EXERCISE MATERIALS Start Marker

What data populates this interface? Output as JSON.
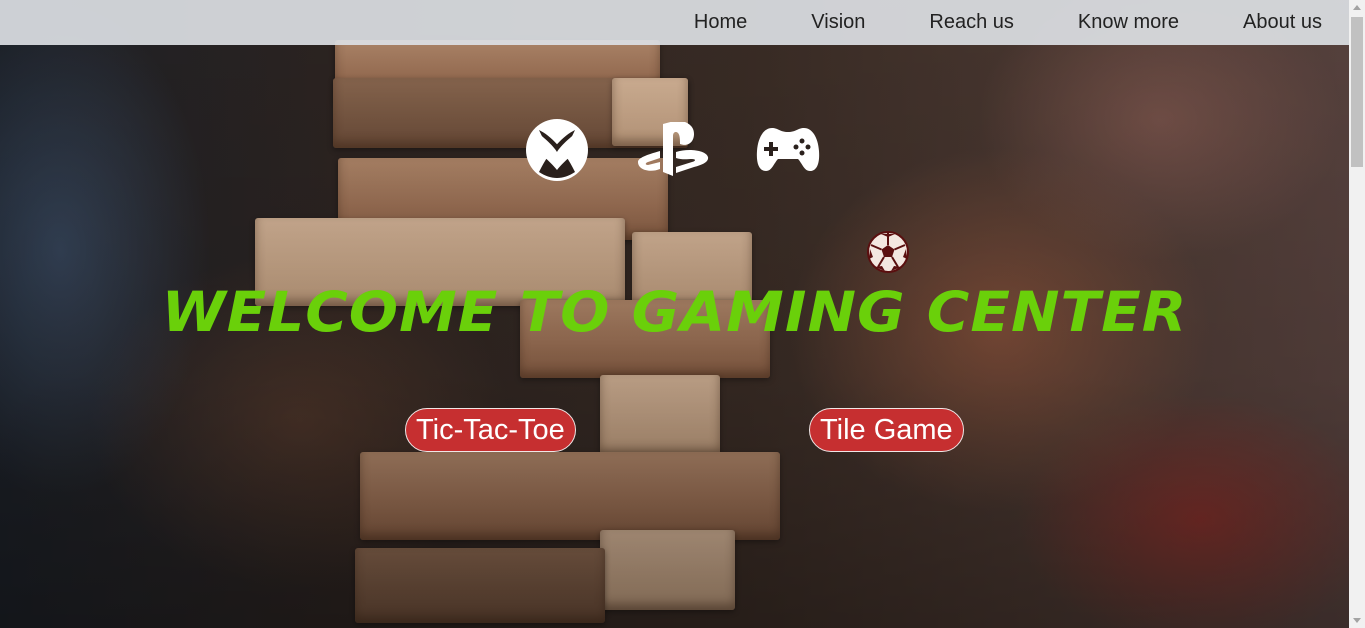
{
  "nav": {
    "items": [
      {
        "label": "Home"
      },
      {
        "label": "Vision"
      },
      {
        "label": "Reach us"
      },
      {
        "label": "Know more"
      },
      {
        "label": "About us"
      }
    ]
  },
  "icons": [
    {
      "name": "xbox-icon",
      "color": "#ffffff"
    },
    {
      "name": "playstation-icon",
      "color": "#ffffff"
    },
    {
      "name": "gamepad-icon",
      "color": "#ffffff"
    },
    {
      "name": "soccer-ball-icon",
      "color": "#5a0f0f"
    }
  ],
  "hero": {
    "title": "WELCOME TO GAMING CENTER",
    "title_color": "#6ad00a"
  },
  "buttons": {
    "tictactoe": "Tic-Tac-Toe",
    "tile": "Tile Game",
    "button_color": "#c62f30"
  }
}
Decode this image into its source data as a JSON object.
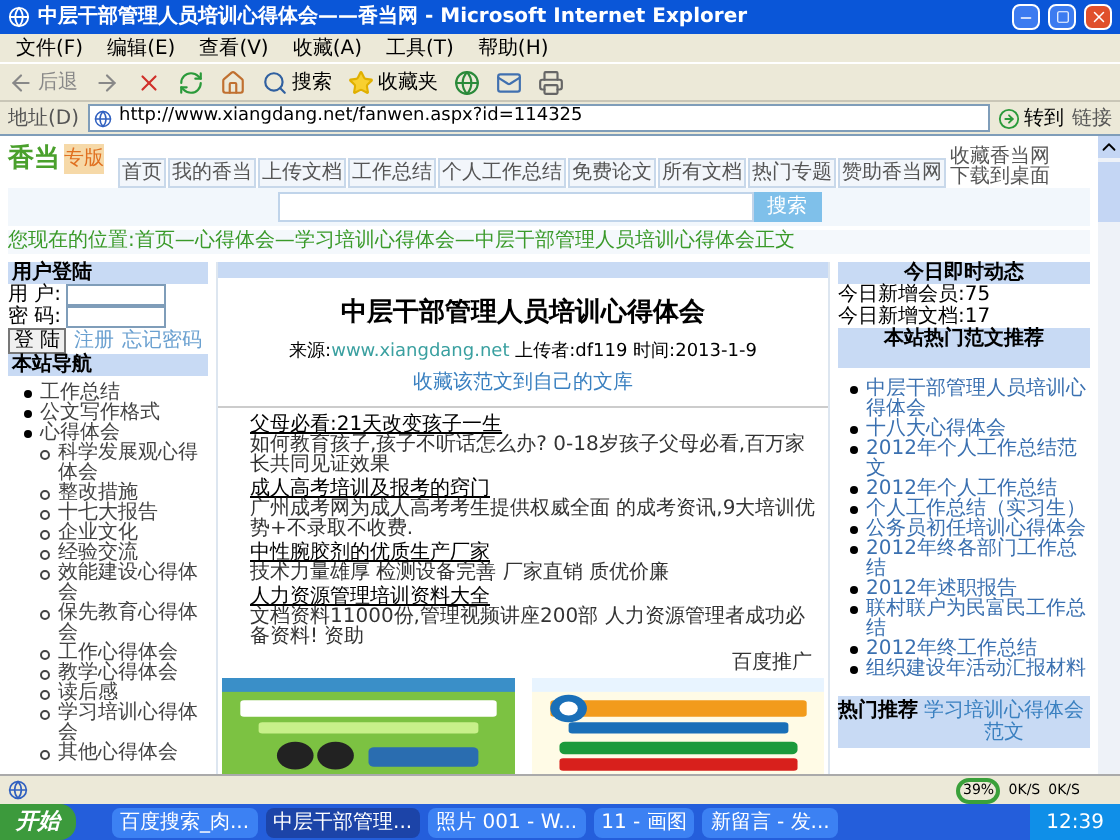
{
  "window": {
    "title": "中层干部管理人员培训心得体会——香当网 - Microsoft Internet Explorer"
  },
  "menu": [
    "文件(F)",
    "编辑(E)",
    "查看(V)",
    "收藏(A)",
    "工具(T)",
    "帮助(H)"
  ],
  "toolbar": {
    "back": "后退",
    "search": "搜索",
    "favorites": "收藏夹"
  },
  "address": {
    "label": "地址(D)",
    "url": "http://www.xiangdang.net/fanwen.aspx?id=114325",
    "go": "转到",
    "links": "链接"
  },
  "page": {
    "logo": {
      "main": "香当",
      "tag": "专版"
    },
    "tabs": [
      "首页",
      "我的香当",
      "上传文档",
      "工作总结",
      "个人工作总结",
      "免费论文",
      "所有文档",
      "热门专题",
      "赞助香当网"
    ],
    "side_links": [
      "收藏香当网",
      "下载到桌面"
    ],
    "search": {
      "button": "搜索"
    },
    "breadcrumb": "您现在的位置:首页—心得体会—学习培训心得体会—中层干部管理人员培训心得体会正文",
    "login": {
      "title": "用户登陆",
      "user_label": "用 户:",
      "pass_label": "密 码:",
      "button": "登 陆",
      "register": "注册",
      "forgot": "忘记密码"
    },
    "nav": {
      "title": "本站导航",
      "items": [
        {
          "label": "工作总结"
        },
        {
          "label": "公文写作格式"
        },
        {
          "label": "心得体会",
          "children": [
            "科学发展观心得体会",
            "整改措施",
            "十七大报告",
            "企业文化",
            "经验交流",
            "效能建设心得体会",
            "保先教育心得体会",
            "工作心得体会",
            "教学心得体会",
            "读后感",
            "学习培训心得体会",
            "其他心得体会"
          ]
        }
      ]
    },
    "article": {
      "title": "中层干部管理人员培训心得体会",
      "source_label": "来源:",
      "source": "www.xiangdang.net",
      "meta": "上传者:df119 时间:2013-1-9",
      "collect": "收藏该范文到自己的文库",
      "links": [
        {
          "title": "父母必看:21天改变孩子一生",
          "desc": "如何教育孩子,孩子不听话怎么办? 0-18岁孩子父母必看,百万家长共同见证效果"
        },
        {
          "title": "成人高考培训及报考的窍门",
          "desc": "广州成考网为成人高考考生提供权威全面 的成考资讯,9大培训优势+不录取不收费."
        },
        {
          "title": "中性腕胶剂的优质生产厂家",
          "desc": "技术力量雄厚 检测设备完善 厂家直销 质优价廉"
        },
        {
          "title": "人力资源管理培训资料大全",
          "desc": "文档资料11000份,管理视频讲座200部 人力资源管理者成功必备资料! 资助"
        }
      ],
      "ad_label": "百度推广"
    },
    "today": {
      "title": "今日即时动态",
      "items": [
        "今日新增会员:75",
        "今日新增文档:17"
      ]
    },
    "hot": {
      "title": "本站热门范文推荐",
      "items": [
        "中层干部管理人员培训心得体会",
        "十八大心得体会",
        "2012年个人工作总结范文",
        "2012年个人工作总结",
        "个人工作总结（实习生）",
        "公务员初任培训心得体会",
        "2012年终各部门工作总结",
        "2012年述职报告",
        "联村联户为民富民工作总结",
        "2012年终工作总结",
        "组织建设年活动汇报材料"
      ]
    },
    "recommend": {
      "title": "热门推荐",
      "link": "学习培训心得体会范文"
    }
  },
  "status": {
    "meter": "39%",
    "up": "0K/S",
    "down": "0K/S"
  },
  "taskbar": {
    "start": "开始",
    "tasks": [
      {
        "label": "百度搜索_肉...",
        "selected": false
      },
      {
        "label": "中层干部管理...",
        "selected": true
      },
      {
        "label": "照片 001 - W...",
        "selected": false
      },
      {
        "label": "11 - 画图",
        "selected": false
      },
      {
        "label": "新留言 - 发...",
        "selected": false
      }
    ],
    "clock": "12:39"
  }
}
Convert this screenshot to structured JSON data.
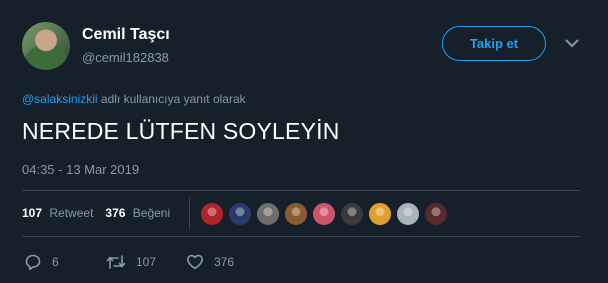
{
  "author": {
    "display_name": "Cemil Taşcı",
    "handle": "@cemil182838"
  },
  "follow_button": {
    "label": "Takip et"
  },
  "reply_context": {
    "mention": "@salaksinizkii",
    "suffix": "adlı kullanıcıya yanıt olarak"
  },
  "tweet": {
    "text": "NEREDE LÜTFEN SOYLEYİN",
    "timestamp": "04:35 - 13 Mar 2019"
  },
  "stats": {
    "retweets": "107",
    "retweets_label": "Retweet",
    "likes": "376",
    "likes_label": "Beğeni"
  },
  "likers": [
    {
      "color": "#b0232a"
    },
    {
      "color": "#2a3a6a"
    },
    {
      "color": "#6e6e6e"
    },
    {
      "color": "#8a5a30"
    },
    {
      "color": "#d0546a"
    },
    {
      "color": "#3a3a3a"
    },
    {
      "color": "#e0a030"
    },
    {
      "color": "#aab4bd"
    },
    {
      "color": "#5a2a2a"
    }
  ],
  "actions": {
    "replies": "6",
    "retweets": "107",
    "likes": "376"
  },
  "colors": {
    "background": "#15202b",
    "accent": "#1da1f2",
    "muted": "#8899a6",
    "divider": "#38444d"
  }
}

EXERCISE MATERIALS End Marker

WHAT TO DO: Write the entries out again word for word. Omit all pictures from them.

ANSWER SPACE:
What data populates this interface? Output as JSON.
{
  "nav": {
    "items": [
      {
        "label": "Home"
      },
      {
        "label": "Vision"
      },
      {
        "label": "Reach us"
      },
      {
        "label": "Know more"
      },
      {
        "label": "About us"
      }
    ]
  },
  "icons": [
    {
      "name": "xbox-icon",
      "color": "#ffffff"
    },
    {
      "name": "playstation-icon",
      "color": "#ffffff"
    },
    {
      "name": "gamepad-icon",
      "color": "#ffffff"
    },
    {
      "name": "soccer-ball-icon",
      "color": "#5a0f0f"
    }
  ],
  "hero": {
    "title": "WELCOME TO GAMING CENTER",
    "title_color": "#6ad00a"
  },
  "buttons": {
    "tictactoe": "Tic-Tac-Toe",
    "tile": "Tile Game",
    "button_color": "#c62f30"
  }
}
Decode this image into its source data as a JSON object.
{
  "window": {
    "title": "中层干部管理人员培训心得体会——香当网 - Microsoft Internet Explorer"
  },
  "menu": [
    "文件(F)",
    "编辑(E)",
    "查看(V)",
    "收藏(A)",
    "工具(T)",
    "帮助(H)"
  ],
  "toolbar": {
    "back": "后退",
    "search": "搜索",
    "favorites": "收藏夹"
  },
  "address": {
    "label": "地址(D)",
    "url": "http://www.xiangdang.net/fanwen.aspx?id=114325",
    "go": "转到",
    "links": "链接"
  },
  "page": {
    "logo": {
      "main": "香当",
      "tag": "专版"
    },
    "tabs": [
      "首页",
      "我的香当",
      "上传文档",
      "工作总结",
      "个人工作总结",
      "免费论文",
      "所有文档",
      "热门专题",
      "赞助香当网"
    ],
    "side_links": [
      "收藏香当网",
      "下载到桌面"
    ],
    "search": {
      "button": "搜索"
    },
    "breadcrumb": "您现在的位置:首页—心得体会—学习培训心得体会—中层干部管理人员培训心得体会正文",
    "login": {
      "title": "用户登陆",
      "user_label": "用 户:",
      "pass_label": "密 码:",
      "button": "登 陆",
      "register": "注册",
      "forgot": "忘记密码"
    },
    "nav": {
      "title": "本站导航",
      "items": [
        {
          "label": "工作总结"
        },
        {
          "label": "公文写作格式"
        },
        {
          "label": "心得体会",
          "children": [
            "科学发展观心得体会",
            "整改措施",
            "十七大报告",
            "企业文化",
            "经验交流",
            "效能建设心得体会",
            "保先教育心得体会",
            "工作心得体会",
            "教学心得体会",
            "读后感",
            "学习培训心得体会",
            "其他心得体会"
          ]
        }
      ]
    },
    "article": {
      "title": "中层干部管理人员培训心得体会",
      "source_label": "来源:",
      "source": "www.xiangdang.net",
      "meta": "上传者:df119 时间:2013-1-9",
      "collect": "收藏该范文到自己的文库",
      "links": [
        {
          "title": "父母必看:21天改变孩子一生",
          "desc": "如何教育孩子,孩子不听话怎么办? 0-18岁孩子父母必看,百万家长共同见证效果"
        },
        {
          "title": "成人高考培训及报考的窍门",
          "desc": "广州成考网为成人高考考生提供权威全面 的成考资讯,9大培训优势+不录取不收费."
        },
        {
          "title": "中性腕胶剂的优质生产厂家",
          "desc": "技术力量雄厚 检测设备完善 厂家直销 质优价廉"
        },
        {
          "title": "人力资源管理培训资料大全",
          "desc": "文档资料11000份,管理视频讲座200部 人力资源管理者成功必备资料! 资助"
        }
      ],
      "ad_label": "百度推广"
    },
    "today": {
      "title": "今日即时动态",
      "items": [
        "今日新增会员:75",
        "今日新增文档:17"
      ]
    },
    "hot": {
      "title": "本站热门范文推荐",
      "items": [
        "中层干部管理人员培训心得体会",
        "十八大心得体会",
        "2012年个人工作总结范文",
        "2012年个人工作总结",
        "个人工作总结（实习生）",
        "公务员初任培训心得体会",
        "2012年终各部门工作总结",
        "2012年述职报告",
        "联村联户为民富民工作总结",
        "2012年终工作总结",
        "组织建设年活动汇报材料"
      ]
    },
    "recommend": {
      "title": "热门推荐",
      "link": "学习培训心得体会范文"
    }
  },
  "status": {
    "meter": "39%",
    "up": "0K/S",
    "down": "0K/S"
  },
  "taskbar": {
    "start": "开始",
    "tasks": [
      {
        "label": "百度搜索_肉...",
        "selected": false
      },
      {
        "label": "中层干部管理...",
        "selected": true
      },
      {
        "label": "照片 001 - W...",
        "selected": false
      },
      {
        "label": "11 - 画图",
        "selected": false
      },
      {
        "label": "新留言 - 发...",
        "selected": false
      }
    ],
    "clock": "12:39"
  }
}
Convert this screenshot to structured JSON data.
{
  "author": {
    "display_name": "Cemil Taşcı",
    "handle": "@cemil182838"
  },
  "follow_button": {
    "label": "Takip et"
  },
  "reply_context": {
    "mention": "@salaksinizkii",
    "suffix": "adlı kullanıcıya yanıt olarak"
  },
  "tweet": {
    "text": "NEREDE LÜTFEN SOYLEYİN",
    "timestamp": "04:35 - 13 Mar 2019"
  },
  "stats": {
    "retweets": "107",
    "retweets_label": "Retweet",
    "likes": "376",
    "likes_label": "Beğeni"
  },
  "likers": [
    {
      "color": "#b0232a"
    },
    {
      "color": "#2a3a6a"
    },
    {
      "color": "#6e6e6e"
    },
    {
      "color": "#8a5a30"
    },
    {
      "color": "#d0546a"
    },
    {
      "color": "#3a3a3a"
    },
    {
      "color": "#e0a030"
    },
    {
      "color": "#aab4bd"
    },
    {
      "color": "#5a2a2a"
    }
  ],
  "actions": {
    "replies": "6",
    "retweets": "107",
    "likes": "376"
  },
  "colors": {
    "background": "#15202b",
    "accent": "#1da1f2",
    "muted": "#8899a6",
    "divider": "#38444d"
  }
}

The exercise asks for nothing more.